_DATA LISTING_.
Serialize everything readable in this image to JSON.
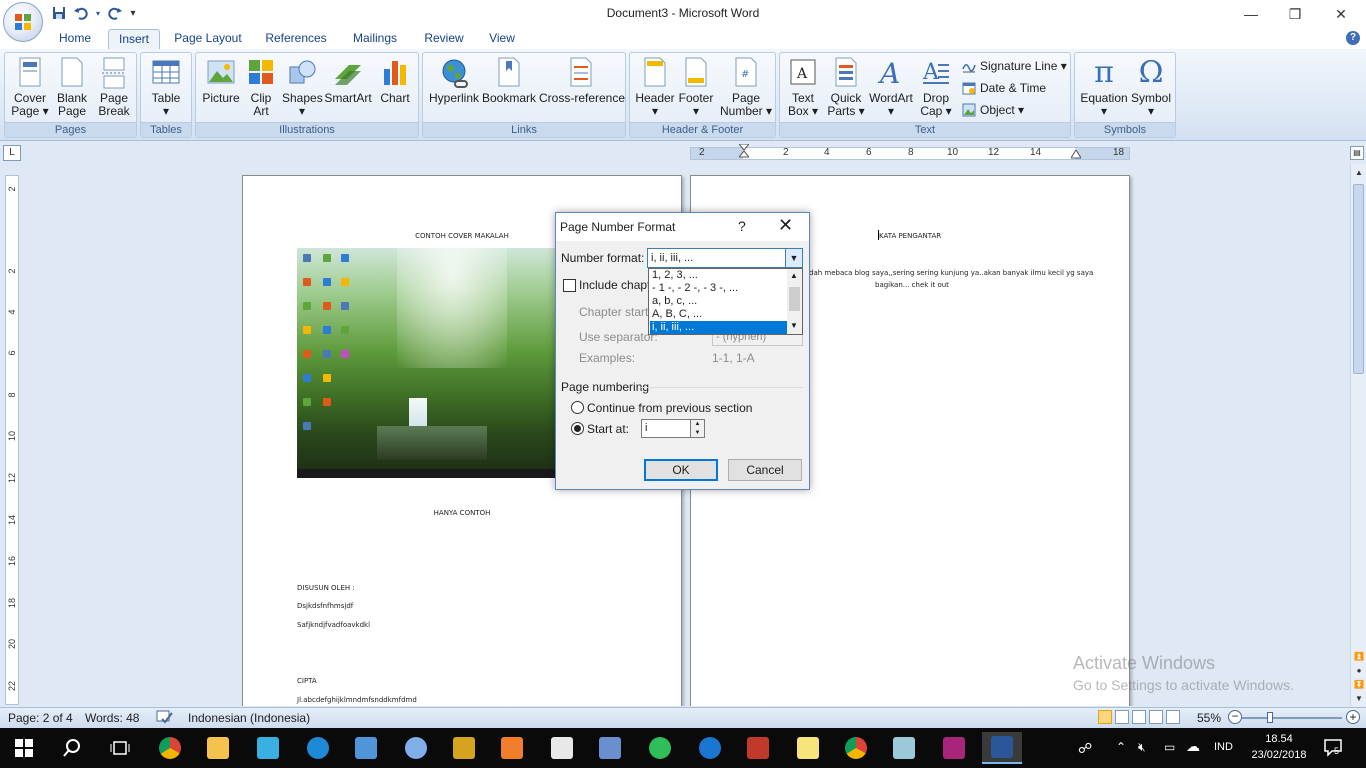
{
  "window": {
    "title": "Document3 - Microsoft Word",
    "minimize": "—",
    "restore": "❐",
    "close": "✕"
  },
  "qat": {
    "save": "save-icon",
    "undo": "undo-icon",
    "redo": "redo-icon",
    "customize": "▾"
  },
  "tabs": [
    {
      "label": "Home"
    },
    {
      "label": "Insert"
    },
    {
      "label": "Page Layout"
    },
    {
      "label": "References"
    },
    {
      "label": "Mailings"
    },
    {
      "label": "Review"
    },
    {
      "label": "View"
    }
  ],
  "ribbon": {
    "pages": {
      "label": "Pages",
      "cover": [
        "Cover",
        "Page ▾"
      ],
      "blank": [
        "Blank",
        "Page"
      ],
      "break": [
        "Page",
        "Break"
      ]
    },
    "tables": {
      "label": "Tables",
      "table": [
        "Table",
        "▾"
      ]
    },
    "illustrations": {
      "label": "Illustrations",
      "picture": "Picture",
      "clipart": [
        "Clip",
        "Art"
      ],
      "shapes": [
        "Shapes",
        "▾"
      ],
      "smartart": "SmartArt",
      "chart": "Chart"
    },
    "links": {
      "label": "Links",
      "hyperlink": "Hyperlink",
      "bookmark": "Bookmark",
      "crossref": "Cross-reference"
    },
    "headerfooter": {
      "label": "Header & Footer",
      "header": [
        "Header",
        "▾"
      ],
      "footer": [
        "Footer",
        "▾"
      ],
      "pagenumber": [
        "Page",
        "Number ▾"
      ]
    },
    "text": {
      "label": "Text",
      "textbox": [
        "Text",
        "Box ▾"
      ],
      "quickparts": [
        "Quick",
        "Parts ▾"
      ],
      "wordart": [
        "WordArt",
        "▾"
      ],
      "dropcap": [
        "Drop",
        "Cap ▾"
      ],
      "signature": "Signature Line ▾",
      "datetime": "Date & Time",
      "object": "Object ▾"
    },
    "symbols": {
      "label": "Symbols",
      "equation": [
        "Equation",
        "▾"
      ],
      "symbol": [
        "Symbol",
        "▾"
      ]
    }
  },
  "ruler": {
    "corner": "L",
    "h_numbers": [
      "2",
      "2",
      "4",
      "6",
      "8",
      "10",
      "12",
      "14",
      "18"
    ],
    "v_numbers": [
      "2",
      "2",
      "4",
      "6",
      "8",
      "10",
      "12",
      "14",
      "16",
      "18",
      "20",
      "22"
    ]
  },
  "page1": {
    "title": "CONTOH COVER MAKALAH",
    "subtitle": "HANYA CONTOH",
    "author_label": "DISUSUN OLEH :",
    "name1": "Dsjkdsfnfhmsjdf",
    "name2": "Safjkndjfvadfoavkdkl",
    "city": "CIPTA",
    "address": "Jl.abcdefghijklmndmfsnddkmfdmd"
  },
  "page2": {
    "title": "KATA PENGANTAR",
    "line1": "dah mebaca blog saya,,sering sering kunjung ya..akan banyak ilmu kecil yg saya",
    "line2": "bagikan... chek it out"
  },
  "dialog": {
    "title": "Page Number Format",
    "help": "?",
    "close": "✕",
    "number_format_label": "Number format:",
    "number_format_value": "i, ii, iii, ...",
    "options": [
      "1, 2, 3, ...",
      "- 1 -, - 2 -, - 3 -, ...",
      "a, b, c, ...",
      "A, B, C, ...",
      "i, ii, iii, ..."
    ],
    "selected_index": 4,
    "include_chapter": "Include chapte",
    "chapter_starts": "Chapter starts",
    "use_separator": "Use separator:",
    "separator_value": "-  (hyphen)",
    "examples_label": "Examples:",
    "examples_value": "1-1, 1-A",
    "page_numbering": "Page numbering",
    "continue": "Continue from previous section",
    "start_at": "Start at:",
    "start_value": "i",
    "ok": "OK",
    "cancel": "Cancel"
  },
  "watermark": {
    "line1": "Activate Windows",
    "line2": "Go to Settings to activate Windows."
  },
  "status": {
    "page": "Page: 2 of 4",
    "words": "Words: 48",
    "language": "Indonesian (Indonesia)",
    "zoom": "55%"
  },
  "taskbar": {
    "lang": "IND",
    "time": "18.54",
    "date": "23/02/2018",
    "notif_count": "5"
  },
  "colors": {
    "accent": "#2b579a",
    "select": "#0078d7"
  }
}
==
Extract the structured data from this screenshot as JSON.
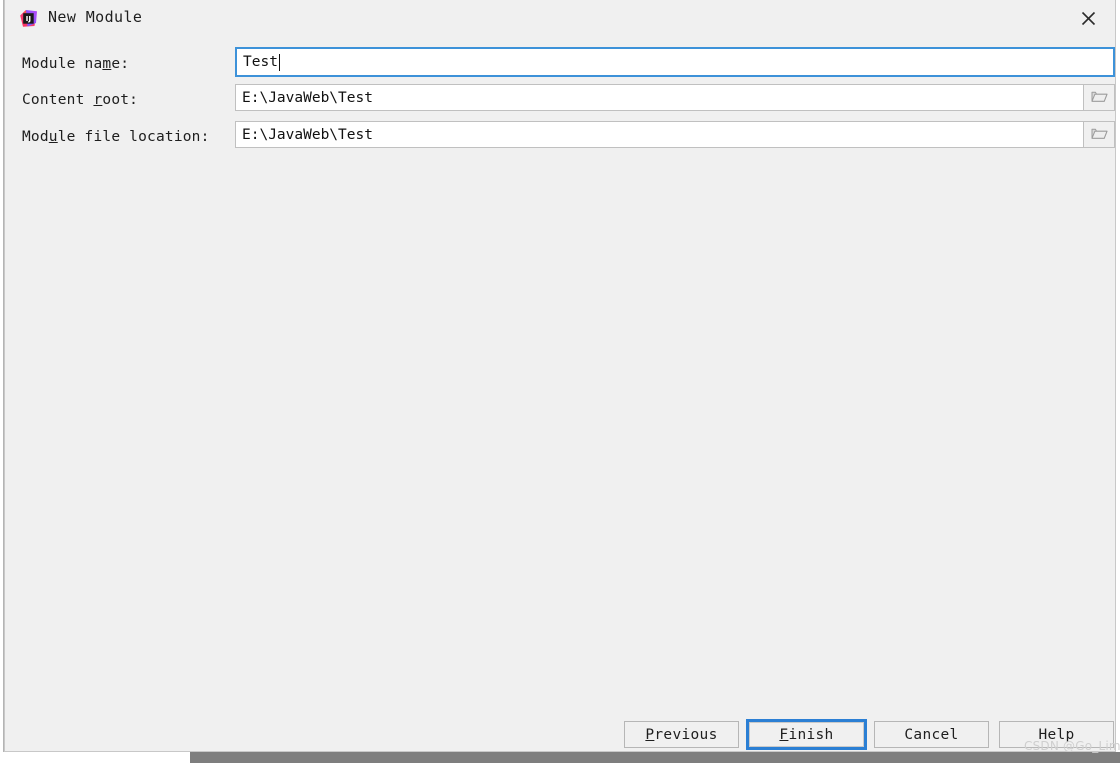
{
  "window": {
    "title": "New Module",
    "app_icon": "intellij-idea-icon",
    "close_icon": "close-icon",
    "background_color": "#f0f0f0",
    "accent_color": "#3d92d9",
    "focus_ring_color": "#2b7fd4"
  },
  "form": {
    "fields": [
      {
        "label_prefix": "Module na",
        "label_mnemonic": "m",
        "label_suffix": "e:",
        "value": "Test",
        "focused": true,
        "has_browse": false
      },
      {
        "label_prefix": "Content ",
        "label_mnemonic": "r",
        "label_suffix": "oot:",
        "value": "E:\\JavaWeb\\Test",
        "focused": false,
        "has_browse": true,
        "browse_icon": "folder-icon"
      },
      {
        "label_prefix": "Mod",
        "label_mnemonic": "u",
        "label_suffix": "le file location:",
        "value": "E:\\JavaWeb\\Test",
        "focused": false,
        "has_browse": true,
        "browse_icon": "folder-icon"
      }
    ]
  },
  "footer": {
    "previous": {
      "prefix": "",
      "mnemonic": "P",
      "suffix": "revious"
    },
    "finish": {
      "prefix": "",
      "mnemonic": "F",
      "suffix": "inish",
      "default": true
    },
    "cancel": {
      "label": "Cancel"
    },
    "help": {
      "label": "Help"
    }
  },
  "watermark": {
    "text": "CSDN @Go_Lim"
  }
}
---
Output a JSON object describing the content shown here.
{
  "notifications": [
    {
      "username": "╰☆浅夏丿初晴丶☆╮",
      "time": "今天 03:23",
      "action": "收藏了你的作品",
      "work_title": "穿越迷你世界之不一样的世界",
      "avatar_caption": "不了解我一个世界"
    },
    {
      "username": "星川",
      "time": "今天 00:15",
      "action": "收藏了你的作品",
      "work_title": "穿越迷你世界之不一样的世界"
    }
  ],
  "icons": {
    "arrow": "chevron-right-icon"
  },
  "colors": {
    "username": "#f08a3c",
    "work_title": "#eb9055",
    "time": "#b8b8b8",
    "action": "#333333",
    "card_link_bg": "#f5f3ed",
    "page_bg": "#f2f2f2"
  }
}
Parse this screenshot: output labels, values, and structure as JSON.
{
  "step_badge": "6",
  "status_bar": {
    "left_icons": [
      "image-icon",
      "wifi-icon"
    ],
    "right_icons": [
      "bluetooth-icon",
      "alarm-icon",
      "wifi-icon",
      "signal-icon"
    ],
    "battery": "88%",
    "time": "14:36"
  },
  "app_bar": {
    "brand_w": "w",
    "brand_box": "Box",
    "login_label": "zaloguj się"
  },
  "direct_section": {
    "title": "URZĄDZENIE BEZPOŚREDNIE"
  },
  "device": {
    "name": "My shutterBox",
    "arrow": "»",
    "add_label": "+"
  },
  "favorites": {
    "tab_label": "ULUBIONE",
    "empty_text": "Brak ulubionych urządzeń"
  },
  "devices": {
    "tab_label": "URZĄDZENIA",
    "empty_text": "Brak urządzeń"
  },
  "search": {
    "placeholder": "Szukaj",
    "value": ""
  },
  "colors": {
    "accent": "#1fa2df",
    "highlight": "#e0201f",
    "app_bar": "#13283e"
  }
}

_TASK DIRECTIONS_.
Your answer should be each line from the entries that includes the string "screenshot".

_WRITTEN RESPONSE_.
Extract the structured data from this screenshot as JSON.
Parse this screenshot: output labels, values, and structure as JSON.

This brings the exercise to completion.